Washington A Somali man has been indicted on charges that he plotted with members of al-Qaida to blow up an Ohio shopping mall, Atty. Gen. John Ashcroft said Monday.
"The American heartland was targeted for death and destruction by an al-Qaida cell," Ashcroft said.
Nuradin Abdi, 32, allegedly conspired with admitted al-Qaida operative Iyman Faris, an Ohio truck driver who pleaded guilty last year to plotting to cut the cables on the Brooklyn Bridge, authorities said.
Abdi has been held on immigration charges since November.
The four-count indictment was handed down Thursday by a federal grand jury in the Southern District of Ohio. Unsealed on Monday, it charges Abdi with conspiracy to provide material support to terrorists and with document fraud. He could receive up to 80 years in prison if convicted on all the counts.
Ashcroft said Abdi immigrated to the United States in 1999, falsifying information on an asylum claim. Sometime in 1999 or 2000 he traveled to a military-style camp in Ogaden, Ethiopia, where he trained in bomb making and guerrilla warfare in order to launch a "violent jihad," according to the indictment.
When Abdi returned to the United States, Faris met him at the airport. The two began planning to detonate a bomb at an unidentified Columbus-area shopping mall, authorities said.
Federal law-enforcement officials have been warning in recent weeks of a possible al-Qaida strike this summer.
"Current credible intelligence indicates that al-Qaida wants to hit the United States, to hit the United States hard," Ashcroft said again Monday.
The announcement of the Abdi plot raised new concerns about security at the nation's shopping malls.
A report last month from the independent commission that's investigating the Sept. 11 attacks found that shopping malls and other privately owned facilities remain largely unprepared for terrorist attacks.
Malachy Kavanagh, a spokesman for the International Association of Shopping Centers, said malls and other retail outlets had been upgrading security since the Sept. 11 terrorist attacks, placing concrete barricades outside entrances, cordoning off ventilation systems and placing municipal police outposts at some centers.
Kavanagh said retail officials were in close contact with local and federal law enforcement regarding specific threats. But he said mall officials hadn't been alerted to the alleged Abdi plot or been given new instructions to boost security.

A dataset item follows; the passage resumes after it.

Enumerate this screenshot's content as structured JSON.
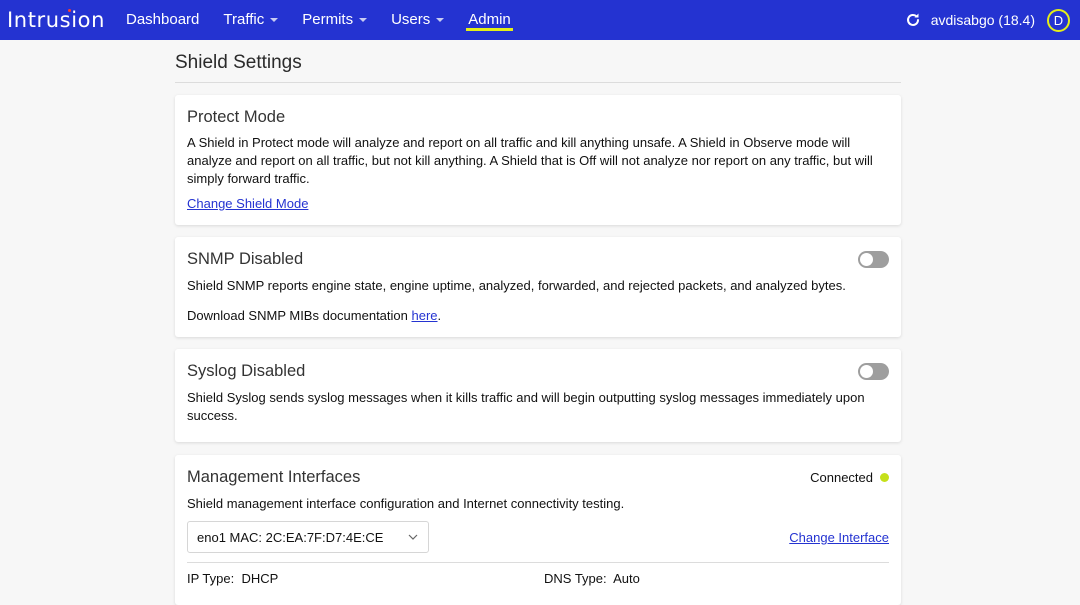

Abdi ran a small cell-phone business and was living in Columbus before he was taken into custody Nov. 28 by agents with the Bureau of Immigration and Customs Enforcement. His wife, who is due to have their third child this month, maintains that her husband is innocent and is being targeted because he's Muslim.